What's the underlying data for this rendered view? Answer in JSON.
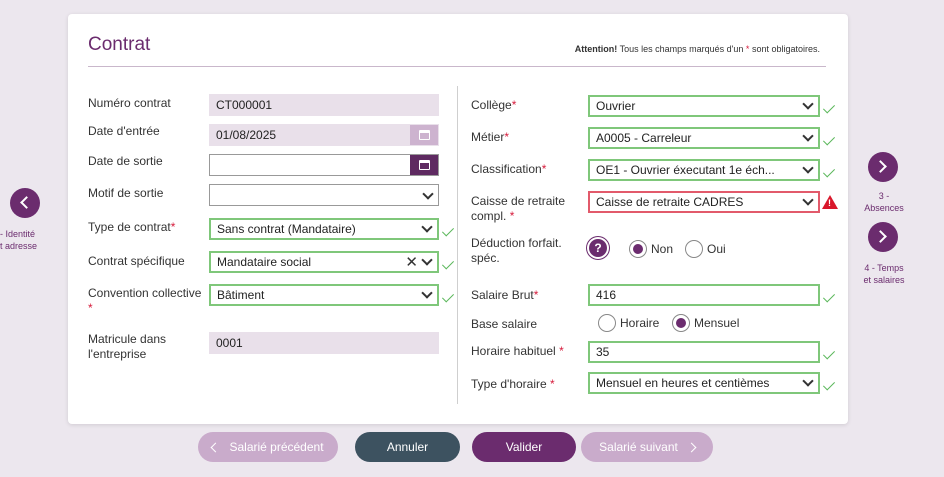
{
  "card": {
    "title": "Contrat",
    "notice_bold": "Attention!",
    "notice_text": "Tous les champs marqués d'un",
    "notice_star": "*",
    "notice_end": "sont obligatoires."
  },
  "left": {
    "numero_label": "Numéro contrat",
    "numero_value": "CT000001",
    "date_entree_label": "Date d'entrée",
    "date_entree_value": "01/08/2025",
    "date_sortie_label": "Date de sortie",
    "date_sortie_value": "",
    "motif_label": "Motif de sortie",
    "motif_value": "",
    "type_contrat_label": "Type de contrat",
    "type_contrat_value": "Sans contrat (Mandataire)",
    "contrat_specifique_label": "Contrat spécifique",
    "contrat_specifique_value": "Mandataire social",
    "convention_label": "Convention collective",
    "convention_value": "Bâtiment",
    "matricule_label": "Matricule dans l'entreprise",
    "matricule_value": "0001"
  },
  "right": {
    "college_label": "Collège",
    "college_value": "Ouvrier",
    "metier_label": "Métier",
    "metier_value": "A0005 - Carreleur",
    "classification_label": "Classification",
    "classification_value": "OE1 - Ouvrier éxecutant 1e éch...",
    "caisse_label": "Caisse de retraite compl.",
    "caisse_value": "Caisse de retraite CADRES",
    "deduction_label": "Déduction forfait. spéc.",
    "deduction_options": [
      "Non",
      "Oui"
    ],
    "deduction_selected": "Non",
    "salaire_label": "Salaire Brut",
    "salaire_value": "416",
    "base_label": "Base salaire",
    "base_options": [
      "Horaire",
      "Mensuel"
    ],
    "base_selected": "Mensuel",
    "horaire_label": "Horaire habituel",
    "horaire_value": "35",
    "type_horaire_label": "Type d'horaire",
    "type_horaire_value": "Mensuel en heures et centièmes"
  },
  "required_star": "*",
  "side_nav": {
    "left_label_1": "- Identité",
    "left_label_2": "t adresse",
    "right_label_1": "3 -",
    "right_label_2": "Absences",
    "right_label_3": "4 - Temps",
    "right_label_4": "et salaires"
  },
  "buttons": {
    "prev": "Salarié précédent",
    "cancel": "Annuler",
    "validate": "Valider",
    "next": "Salarié suivant"
  },
  "colors": {
    "brand": "#6b2c6e",
    "valid": "#7fc77a",
    "error": "#e25a6b",
    "readonly": "#e9e0ea"
  }
}
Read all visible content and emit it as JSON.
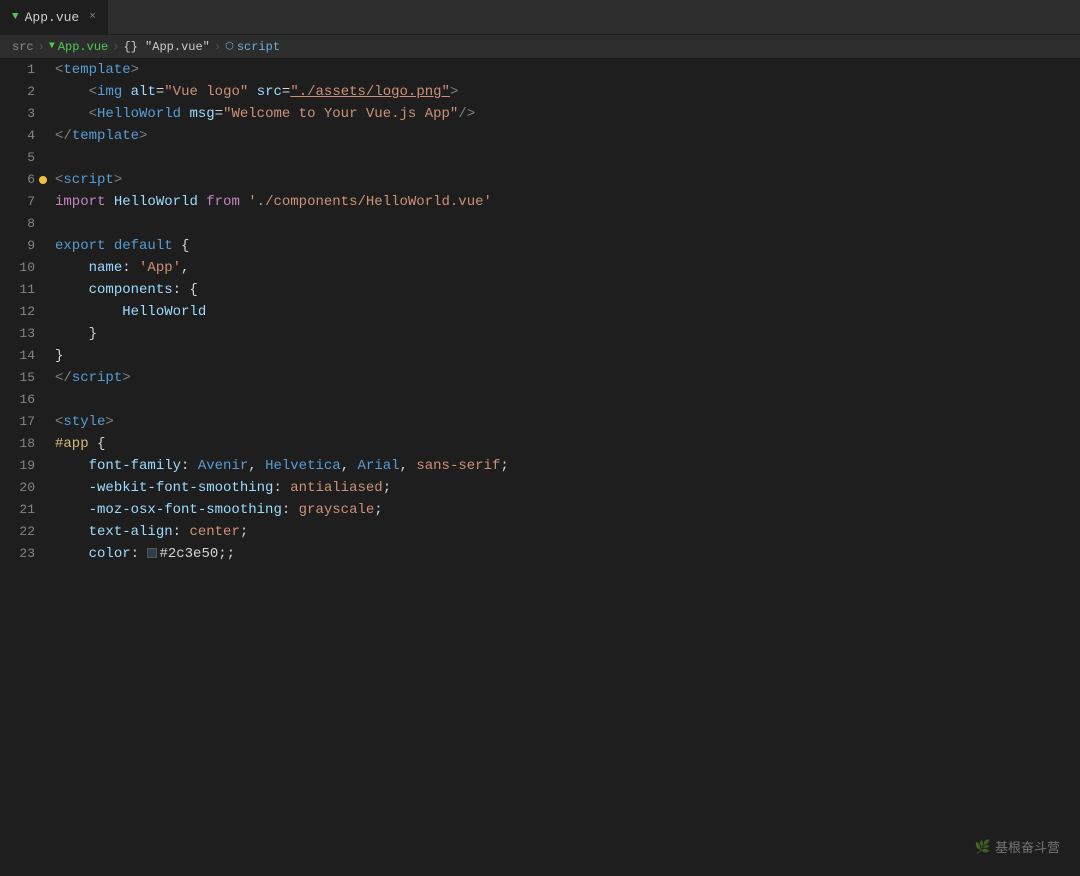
{
  "tab": {
    "icon": "▼",
    "label": "App.vue",
    "close": "×"
  },
  "breadcrumb": {
    "src": "src",
    "sep1": ">",
    "app_vue": "App.vue",
    "sep2": ">",
    "obj": "{} \"App.vue\"",
    "sep3": ">",
    "script": "script"
  },
  "lines": [
    {
      "num": "1",
      "tokens": [
        {
          "t": "tag",
          "v": "<"
        },
        {
          "t": "tag-name",
          "v": "template"
        },
        {
          "t": "tag",
          "v": ">"
        }
      ]
    },
    {
      "num": "2",
      "tokens": [
        {
          "t": "plain",
          "v": "    "
        },
        {
          "t": "tag",
          "v": "<"
        },
        {
          "t": "tag-name",
          "v": "img"
        },
        {
          "t": "plain",
          "v": " "
        },
        {
          "t": "attr-name",
          "v": "alt"
        },
        {
          "t": "attr-eq",
          "v": "="
        },
        {
          "t": "attr-val",
          "v": "\"Vue logo\""
        },
        {
          "t": "plain",
          "v": " "
        },
        {
          "t": "attr-name",
          "v": "src"
        },
        {
          "t": "attr-eq",
          "v": "="
        },
        {
          "t": "attr-val-link",
          "v": "\"./assets/logo.png\""
        },
        {
          "t": "tag",
          "v": ">"
        }
      ]
    },
    {
      "num": "3",
      "tokens": [
        {
          "t": "plain",
          "v": "    "
        },
        {
          "t": "tag",
          "v": "<"
        },
        {
          "t": "tag-name",
          "v": "HelloWorld"
        },
        {
          "t": "plain",
          "v": " "
        },
        {
          "t": "attr-name",
          "v": "msg"
        },
        {
          "t": "attr-eq",
          "v": "="
        },
        {
          "t": "attr-val",
          "v": "\"Welcome to Your Vue.js App\""
        },
        {
          "t": "self-close",
          "v": "/>"
        }
      ]
    },
    {
      "num": "4",
      "tokens": [
        {
          "t": "tag",
          "v": "</"
        },
        {
          "t": "tag-name",
          "v": "template"
        },
        {
          "t": "tag",
          "v": ">"
        }
      ]
    },
    {
      "num": "5",
      "tokens": []
    },
    {
      "num": "6",
      "tokens": [
        {
          "t": "tag",
          "v": "<"
        },
        {
          "t": "tag-name",
          "v": "script"
        },
        {
          "t": "tag",
          "v": ">"
        }
      ],
      "hasDot": true
    },
    {
      "num": "7",
      "tokens": [
        {
          "t": "import-kw",
          "v": "import"
        },
        {
          "t": "plain",
          "v": " "
        },
        {
          "t": "identifier",
          "v": "HelloWorld"
        },
        {
          "t": "plain",
          "v": " "
        },
        {
          "t": "keyword",
          "v": "from"
        },
        {
          "t": "plain",
          "v": " "
        },
        {
          "t": "string",
          "v": "'./components/HelloWorld.vue'"
        }
      ]
    },
    {
      "num": "8",
      "tokens": []
    },
    {
      "num": "9",
      "tokens": [
        {
          "t": "keyword-blue",
          "v": "export"
        },
        {
          "t": "plain",
          "v": " "
        },
        {
          "t": "keyword-blue",
          "v": "default"
        },
        {
          "t": "plain",
          "v": " {"
        }
      ]
    },
    {
      "num": "10",
      "tokens": [
        {
          "t": "plain",
          "v": "    "
        },
        {
          "t": "property",
          "v": "name"
        },
        {
          "t": "plain",
          "v": ": "
        },
        {
          "t": "string",
          "v": "'App'"
        },
        {
          "t": "plain",
          "v": ","
        }
      ]
    },
    {
      "num": "11",
      "tokens": [
        {
          "t": "plain",
          "v": "    "
        },
        {
          "t": "property",
          "v": "components"
        },
        {
          "t": "plain",
          "v": ": {"
        }
      ]
    },
    {
      "num": "12",
      "tokens": [
        {
          "t": "plain",
          "v": "        "
        },
        {
          "t": "identifier",
          "v": "HelloWorld"
        }
      ]
    },
    {
      "num": "13",
      "tokens": [
        {
          "t": "plain",
          "v": "    "
        },
        {
          "t": "plain",
          "v": "}"
        }
      ]
    },
    {
      "num": "14",
      "tokens": [
        {
          "t": "plain",
          "v": "}"
        }
      ]
    },
    {
      "num": "15",
      "tokens": [
        {
          "t": "tag",
          "v": "</"
        },
        {
          "t": "tag-name",
          "v": "script"
        },
        {
          "t": "tag",
          "v": ">"
        }
      ]
    },
    {
      "num": "16",
      "tokens": []
    },
    {
      "num": "17",
      "tokens": [
        {
          "t": "tag",
          "v": "<"
        },
        {
          "t": "tag-name",
          "v": "style"
        },
        {
          "t": "tag",
          "v": ">"
        }
      ]
    },
    {
      "num": "18",
      "tokens": [
        {
          "t": "css-selector",
          "v": "#app"
        },
        {
          "t": "plain",
          "v": " {"
        }
      ]
    },
    {
      "num": "19",
      "tokens": [
        {
          "t": "plain",
          "v": "    "
        },
        {
          "t": "css-prop",
          "v": "font-family"
        },
        {
          "t": "plain",
          "v": ": "
        },
        {
          "t": "css-val-blue",
          "v": "Avenir"
        },
        {
          "t": "plain",
          "v": ", "
        },
        {
          "t": "css-val-blue",
          "v": "Helvetica"
        },
        {
          "t": "plain",
          "v": ", "
        },
        {
          "t": "css-val-blue",
          "v": "Arial"
        },
        {
          "t": "plain",
          "v": ", "
        },
        {
          "t": "css-val",
          "v": "sans-serif"
        },
        {
          "t": "plain",
          "v": ";"
        }
      ]
    },
    {
      "num": "20",
      "tokens": [
        {
          "t": "plain",
          "v": "    "
        },
        {
          "t": "css-dash",
          "v": "-webkit-font-smoothing"
        },
        {
          "t": "plain",
          "v": ": "
        },
        {
          "t": "css-val",
          "v": "antialiased"
        },
        {
          "t": "plain",
          "v": ";"
        }
      ]
    },
    {
      "num": "21",
      "tokens": [
        {
          "t": "plain",
          "v": "    "
        },
        {
          "t": "css-dash",
          "v": "-moz-osx-font-smoothing"
        },
        {
          "t": "plain",
          "v": ": "
        },
        {
          "t": "css-val",
          "v": "grayscale"
        },
        {
          "t": "plain",
          "v": ";"
        }
      ]
    },
    {
      "num": "22",
      "tokens": [
        {
          "t": "plain",
          "v": "    "
        },
        {
          "t": "css-prop",
          "v": "text-align"
        },
        {
          "t": "plain",
          "v": ": "
        },
        {
          "t": "css-val",
          "v": "center"
        },
        {
          "t": "plain",
          "v": ";"
        }
      ]
    },
    {
      "num": "23",
      "tokens": [
        {
          "t": "plain",
          "v": "    "
        },
        {
          "t": "css-prop",
          "v": "color"
        },
        {
          "t": "plain",
          "v": ": "
        },
        {
          "t": "hex-box",
          "v": "#2c3e50"
        },
        {
          "t": "plain",
          "v": ";"
        }
      ]
    }
  ],
  "watermark": {
    "icon": "🌿",
    "text": "基根奋斗营"
  }
}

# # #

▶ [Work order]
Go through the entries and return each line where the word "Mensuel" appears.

▶ [Exercise response]
      "Mensuel"
    "base_selected": "Mensuel",
    "type_horaire_value": "Mensuel en heures et centièmes"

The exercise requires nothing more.